Entries from a dataset of interfaces
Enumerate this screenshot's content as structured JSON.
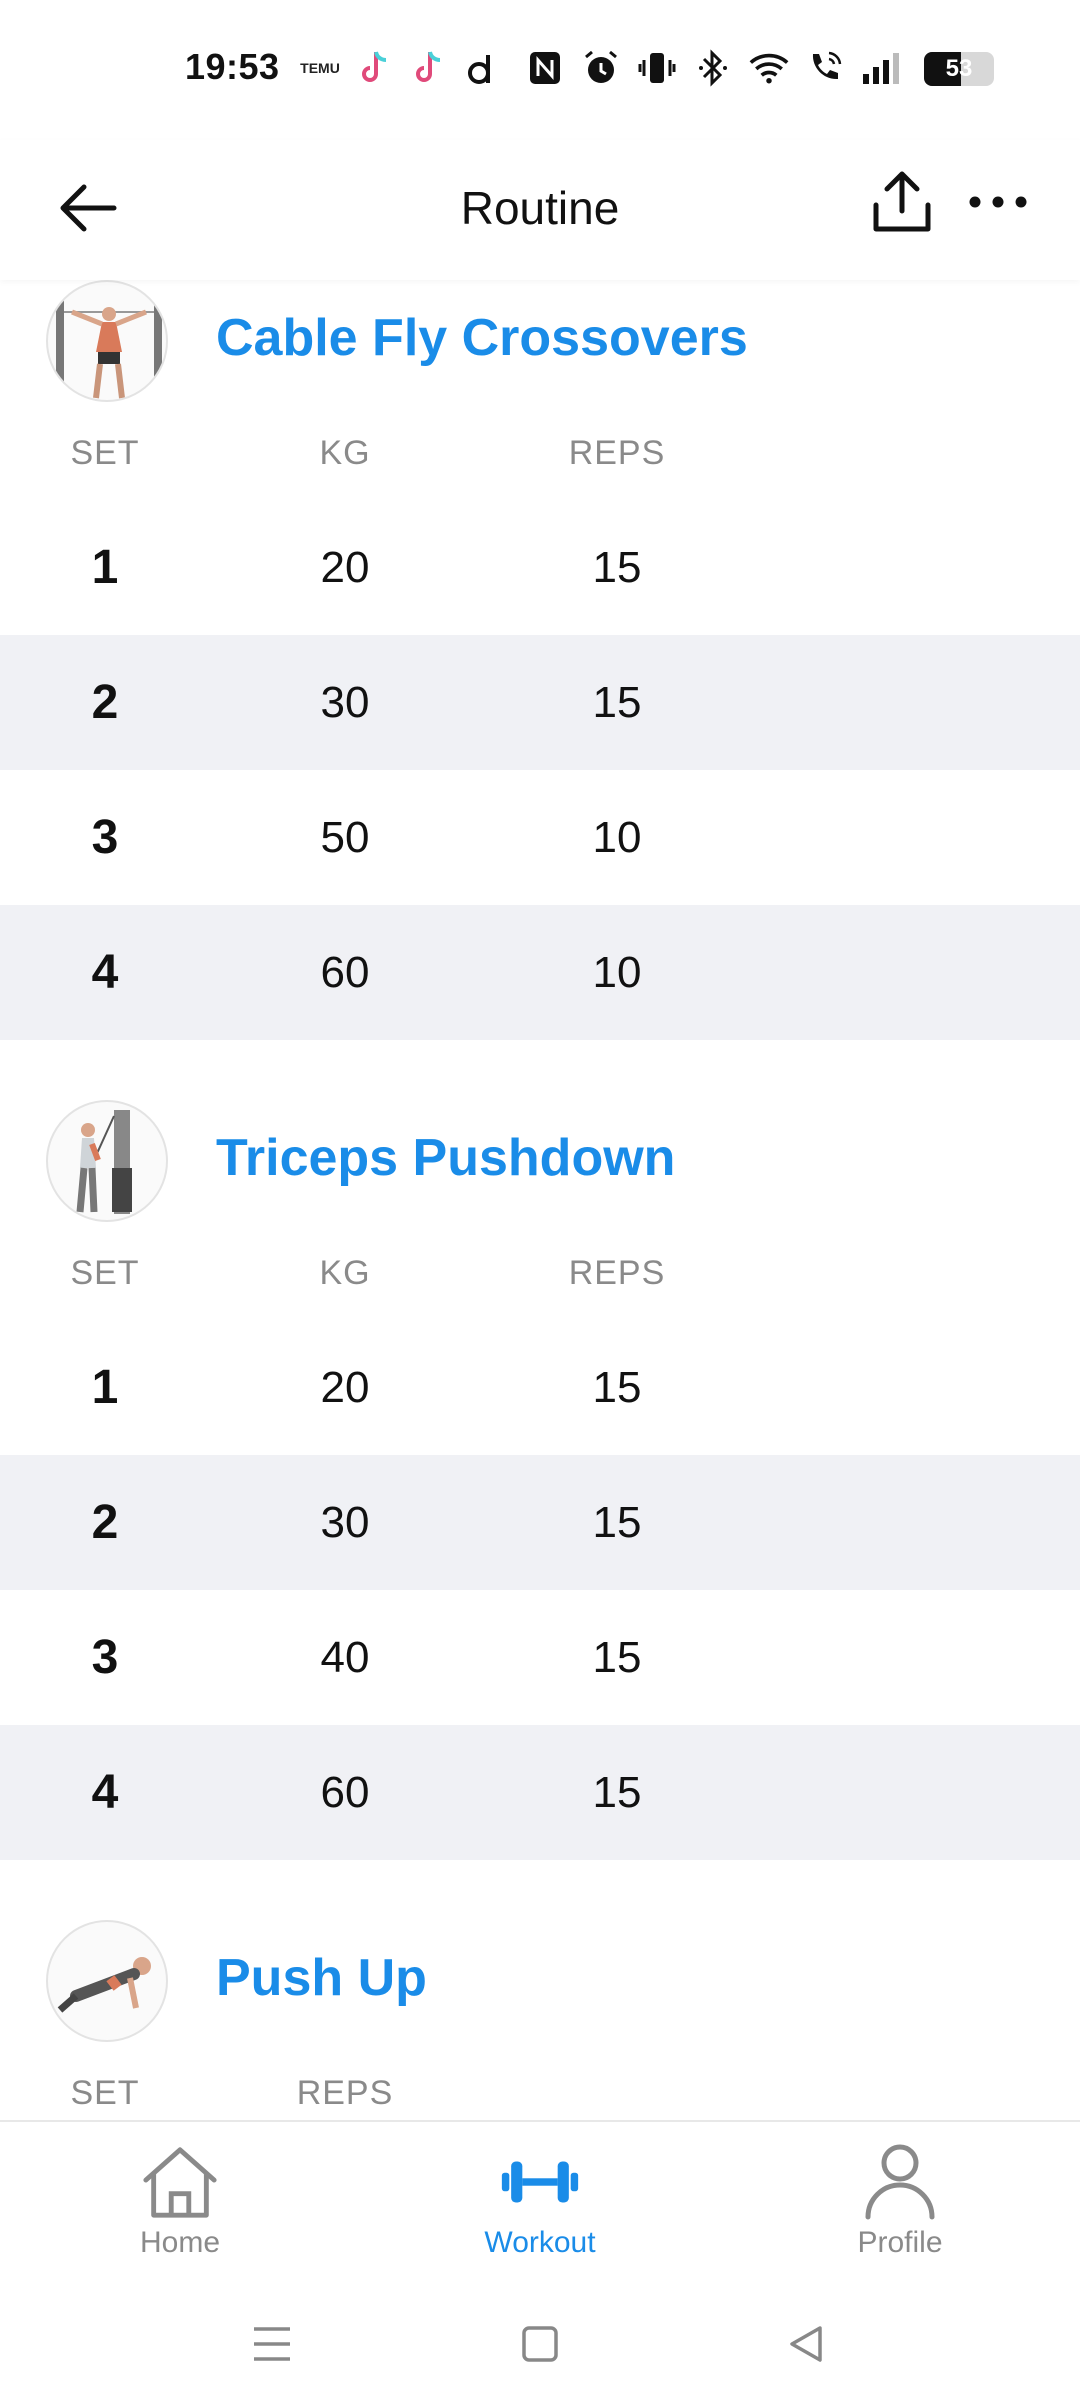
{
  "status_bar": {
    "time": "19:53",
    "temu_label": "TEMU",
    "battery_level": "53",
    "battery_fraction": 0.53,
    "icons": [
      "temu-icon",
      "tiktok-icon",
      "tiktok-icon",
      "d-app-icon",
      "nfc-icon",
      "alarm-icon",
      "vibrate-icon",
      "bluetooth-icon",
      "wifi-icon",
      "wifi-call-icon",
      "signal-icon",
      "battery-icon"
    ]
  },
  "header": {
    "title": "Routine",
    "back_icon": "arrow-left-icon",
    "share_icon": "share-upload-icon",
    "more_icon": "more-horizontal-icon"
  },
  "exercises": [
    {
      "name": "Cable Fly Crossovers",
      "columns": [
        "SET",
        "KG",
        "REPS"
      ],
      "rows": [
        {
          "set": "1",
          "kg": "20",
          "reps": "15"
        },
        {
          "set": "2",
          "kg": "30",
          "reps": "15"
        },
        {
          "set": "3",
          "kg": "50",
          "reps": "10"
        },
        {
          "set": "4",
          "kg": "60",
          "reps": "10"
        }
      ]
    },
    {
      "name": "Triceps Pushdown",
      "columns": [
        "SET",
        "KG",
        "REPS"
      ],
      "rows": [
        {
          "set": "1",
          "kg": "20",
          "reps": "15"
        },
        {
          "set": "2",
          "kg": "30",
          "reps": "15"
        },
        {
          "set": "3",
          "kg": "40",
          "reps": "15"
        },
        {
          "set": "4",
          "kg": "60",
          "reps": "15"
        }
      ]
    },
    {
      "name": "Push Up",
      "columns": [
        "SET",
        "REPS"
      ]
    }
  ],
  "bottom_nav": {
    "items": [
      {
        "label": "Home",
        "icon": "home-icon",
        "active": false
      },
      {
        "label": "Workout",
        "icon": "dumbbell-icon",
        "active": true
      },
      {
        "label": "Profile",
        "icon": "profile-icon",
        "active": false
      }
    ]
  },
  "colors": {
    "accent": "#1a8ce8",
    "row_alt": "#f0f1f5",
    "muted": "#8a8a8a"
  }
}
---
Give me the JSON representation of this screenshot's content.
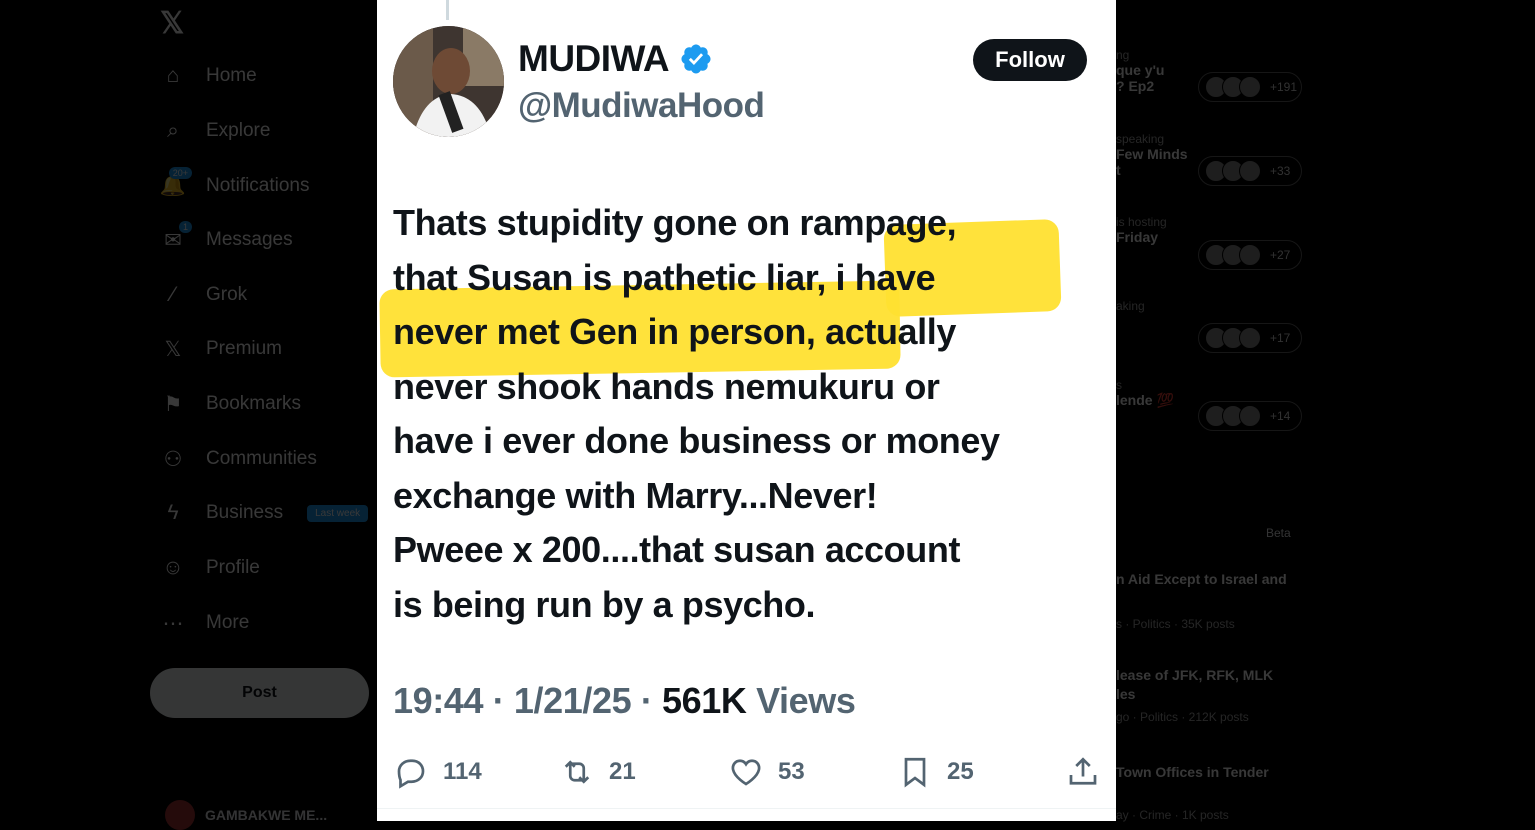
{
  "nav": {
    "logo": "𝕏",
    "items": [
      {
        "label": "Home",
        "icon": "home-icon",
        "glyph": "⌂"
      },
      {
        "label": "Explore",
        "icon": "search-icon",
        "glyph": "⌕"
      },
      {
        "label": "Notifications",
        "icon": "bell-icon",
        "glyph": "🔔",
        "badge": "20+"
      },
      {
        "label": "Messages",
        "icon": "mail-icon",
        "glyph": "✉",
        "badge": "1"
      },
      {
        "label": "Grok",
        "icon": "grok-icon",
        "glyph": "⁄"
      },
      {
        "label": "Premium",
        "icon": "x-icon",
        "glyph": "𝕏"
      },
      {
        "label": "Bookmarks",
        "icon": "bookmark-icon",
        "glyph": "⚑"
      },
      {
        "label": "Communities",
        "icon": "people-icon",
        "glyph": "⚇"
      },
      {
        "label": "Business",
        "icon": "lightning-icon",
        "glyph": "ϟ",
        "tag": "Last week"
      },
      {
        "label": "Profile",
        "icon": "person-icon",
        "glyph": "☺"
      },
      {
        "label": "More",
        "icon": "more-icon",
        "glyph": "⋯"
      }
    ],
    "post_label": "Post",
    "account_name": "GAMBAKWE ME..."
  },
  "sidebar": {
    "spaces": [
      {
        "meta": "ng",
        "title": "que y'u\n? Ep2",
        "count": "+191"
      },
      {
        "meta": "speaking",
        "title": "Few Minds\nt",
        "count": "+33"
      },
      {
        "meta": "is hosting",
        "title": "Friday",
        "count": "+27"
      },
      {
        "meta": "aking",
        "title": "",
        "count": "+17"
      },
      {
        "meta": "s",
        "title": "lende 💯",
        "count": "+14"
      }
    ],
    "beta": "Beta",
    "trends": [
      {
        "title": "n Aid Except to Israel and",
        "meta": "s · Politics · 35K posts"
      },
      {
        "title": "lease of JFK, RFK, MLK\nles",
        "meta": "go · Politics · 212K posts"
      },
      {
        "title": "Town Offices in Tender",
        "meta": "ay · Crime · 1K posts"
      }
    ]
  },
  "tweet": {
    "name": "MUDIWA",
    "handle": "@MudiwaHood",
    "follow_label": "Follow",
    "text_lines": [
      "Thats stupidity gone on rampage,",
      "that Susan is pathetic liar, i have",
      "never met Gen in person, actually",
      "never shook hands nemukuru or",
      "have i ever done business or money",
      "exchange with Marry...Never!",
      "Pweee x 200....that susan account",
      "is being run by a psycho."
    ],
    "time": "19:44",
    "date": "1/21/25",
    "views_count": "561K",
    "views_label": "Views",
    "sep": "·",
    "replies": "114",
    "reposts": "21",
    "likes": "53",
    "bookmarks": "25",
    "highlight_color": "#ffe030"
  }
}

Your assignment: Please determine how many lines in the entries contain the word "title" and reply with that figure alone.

Answer section: 9